be visiting Washington for discussions with President Bush. Can you give us more
Answer The President will be in the USA in September
where he will attend the United Nations General Assembly.
planned meeting will be scheduled to co-incide with this.
Deputy Minister Pahad, since there is no way of ensuring that SADC countries comply
with the signed Protocols, how will the region ensure that the 2008 deadline for
economic integration be met?
Answer This is indeed a very important
matter - the implementation of Protocols must indeed be assessed. The change of
SADC leadership at the bureaucratic level has contributed to the delaying of processes.
Summit must also reflect on whether the organisational structures introduced two
years ago require modification since they were perhaps too ambitious.
must do something drastic - only two or three countries have not given their products
for tariff reduction.
The deadline of 2008 is something towards which we
are all working when we will have a free trade area. Then we should work for a
customs union and economic integration.
Cabinet has instructed that all
ministries prepare for the implementation of SADC programmes - I have always believed
that as the strongest power, we must do more than many of the other countries
to assist this process.
It is indeed strange that SADC, which was perceived
as a model by many, has fallen back in ensuring the implementation of its programmes.
I do hope that South Africa will do what it should do in order to ensure that
SADC programmes at all levels will be taken care of.
We need SADC. SADC
is as important to us as we are to it.
Question Deputy Minister Pahad,
how are preparations for the IBSA Summit? Which issues will be discussed?
Preparations are well underway. This is the first IBSA Summit and will be hosted
by Brazil on the eve of the NAM Summit in Havana, Cuba.
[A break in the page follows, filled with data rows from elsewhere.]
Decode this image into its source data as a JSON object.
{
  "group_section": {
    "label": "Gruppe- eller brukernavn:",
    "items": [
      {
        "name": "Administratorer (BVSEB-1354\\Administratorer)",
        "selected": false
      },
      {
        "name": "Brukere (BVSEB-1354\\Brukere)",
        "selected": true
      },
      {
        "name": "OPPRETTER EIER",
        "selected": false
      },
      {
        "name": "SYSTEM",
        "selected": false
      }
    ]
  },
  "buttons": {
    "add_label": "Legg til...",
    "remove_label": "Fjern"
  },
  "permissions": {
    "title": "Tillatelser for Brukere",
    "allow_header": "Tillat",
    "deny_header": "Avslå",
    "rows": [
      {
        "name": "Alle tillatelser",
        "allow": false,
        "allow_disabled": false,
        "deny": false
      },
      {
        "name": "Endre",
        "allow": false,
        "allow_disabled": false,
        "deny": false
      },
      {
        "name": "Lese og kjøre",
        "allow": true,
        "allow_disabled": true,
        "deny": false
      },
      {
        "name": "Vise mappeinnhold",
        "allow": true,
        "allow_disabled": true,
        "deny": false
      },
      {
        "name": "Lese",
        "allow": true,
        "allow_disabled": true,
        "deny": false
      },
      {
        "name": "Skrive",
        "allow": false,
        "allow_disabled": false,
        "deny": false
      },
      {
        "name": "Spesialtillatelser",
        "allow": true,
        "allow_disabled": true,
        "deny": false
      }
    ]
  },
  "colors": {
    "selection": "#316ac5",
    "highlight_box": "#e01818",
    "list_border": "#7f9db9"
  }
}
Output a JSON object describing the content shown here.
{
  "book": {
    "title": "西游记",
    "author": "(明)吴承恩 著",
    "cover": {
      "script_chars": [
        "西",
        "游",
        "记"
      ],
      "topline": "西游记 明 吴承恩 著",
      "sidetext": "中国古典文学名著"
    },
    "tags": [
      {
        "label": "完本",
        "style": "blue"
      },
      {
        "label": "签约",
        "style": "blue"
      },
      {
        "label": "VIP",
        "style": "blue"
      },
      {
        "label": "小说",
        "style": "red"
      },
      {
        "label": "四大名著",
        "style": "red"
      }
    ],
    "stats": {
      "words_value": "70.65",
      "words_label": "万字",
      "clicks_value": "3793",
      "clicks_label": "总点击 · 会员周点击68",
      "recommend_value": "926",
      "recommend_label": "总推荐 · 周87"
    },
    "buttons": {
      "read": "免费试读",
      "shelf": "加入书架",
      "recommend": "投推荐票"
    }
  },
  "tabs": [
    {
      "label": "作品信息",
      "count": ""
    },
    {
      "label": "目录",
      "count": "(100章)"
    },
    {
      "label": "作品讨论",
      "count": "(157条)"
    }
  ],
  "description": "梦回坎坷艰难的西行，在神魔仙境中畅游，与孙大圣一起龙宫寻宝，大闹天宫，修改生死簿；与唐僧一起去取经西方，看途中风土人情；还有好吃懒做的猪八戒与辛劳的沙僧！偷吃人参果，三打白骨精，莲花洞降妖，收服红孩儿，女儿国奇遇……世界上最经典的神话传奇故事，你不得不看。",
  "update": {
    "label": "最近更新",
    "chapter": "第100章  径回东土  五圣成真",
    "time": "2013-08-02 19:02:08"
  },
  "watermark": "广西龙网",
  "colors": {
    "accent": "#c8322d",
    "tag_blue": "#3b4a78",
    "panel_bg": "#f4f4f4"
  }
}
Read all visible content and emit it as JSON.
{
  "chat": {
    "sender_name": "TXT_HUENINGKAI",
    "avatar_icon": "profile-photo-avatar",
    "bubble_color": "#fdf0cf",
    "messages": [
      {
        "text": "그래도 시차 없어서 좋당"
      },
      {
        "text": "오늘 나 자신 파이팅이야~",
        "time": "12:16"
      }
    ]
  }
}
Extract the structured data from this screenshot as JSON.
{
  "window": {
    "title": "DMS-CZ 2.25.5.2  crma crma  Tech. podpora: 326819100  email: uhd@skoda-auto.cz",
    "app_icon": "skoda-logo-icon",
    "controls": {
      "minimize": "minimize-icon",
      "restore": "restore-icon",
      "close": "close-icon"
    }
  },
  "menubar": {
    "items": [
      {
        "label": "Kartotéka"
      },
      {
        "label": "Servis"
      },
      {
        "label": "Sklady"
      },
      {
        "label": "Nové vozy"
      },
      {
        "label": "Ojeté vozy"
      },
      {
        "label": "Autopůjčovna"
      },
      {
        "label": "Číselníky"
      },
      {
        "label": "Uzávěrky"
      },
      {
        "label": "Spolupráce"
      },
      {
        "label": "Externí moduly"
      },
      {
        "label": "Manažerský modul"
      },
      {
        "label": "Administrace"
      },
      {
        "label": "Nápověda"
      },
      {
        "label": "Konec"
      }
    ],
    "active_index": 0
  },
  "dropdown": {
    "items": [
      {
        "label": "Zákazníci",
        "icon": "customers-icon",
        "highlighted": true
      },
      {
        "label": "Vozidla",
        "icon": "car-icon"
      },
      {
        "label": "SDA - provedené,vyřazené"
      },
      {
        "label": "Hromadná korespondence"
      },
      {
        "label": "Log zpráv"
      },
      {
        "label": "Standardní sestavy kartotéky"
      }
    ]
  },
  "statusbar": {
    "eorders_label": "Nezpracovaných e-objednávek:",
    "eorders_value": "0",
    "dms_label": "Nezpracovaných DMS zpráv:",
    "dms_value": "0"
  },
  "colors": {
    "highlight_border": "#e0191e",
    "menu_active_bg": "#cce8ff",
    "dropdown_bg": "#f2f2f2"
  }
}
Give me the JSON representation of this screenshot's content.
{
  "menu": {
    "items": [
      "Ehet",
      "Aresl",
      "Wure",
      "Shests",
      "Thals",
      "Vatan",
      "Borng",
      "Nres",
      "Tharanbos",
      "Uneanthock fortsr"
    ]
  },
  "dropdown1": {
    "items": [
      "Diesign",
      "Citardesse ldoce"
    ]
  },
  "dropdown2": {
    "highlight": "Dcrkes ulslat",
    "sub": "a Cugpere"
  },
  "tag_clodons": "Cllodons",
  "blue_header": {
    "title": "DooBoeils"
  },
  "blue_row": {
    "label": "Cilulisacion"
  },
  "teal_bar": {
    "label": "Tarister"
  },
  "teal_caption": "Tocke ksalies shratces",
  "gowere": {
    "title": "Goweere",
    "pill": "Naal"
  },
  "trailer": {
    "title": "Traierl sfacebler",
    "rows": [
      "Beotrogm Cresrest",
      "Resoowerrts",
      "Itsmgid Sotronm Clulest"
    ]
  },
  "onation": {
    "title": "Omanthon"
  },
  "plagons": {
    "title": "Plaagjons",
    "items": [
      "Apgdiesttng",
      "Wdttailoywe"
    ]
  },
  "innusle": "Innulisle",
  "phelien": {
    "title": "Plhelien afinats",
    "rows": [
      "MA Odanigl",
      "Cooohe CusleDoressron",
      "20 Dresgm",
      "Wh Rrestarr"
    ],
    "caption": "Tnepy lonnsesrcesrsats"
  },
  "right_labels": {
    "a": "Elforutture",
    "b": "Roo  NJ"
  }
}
Brazil is not a member
Many of the issues that we deal with on a daily basis will be on
the NAM agenda.
Issued by Department of Foreign Affairs
15 August 2006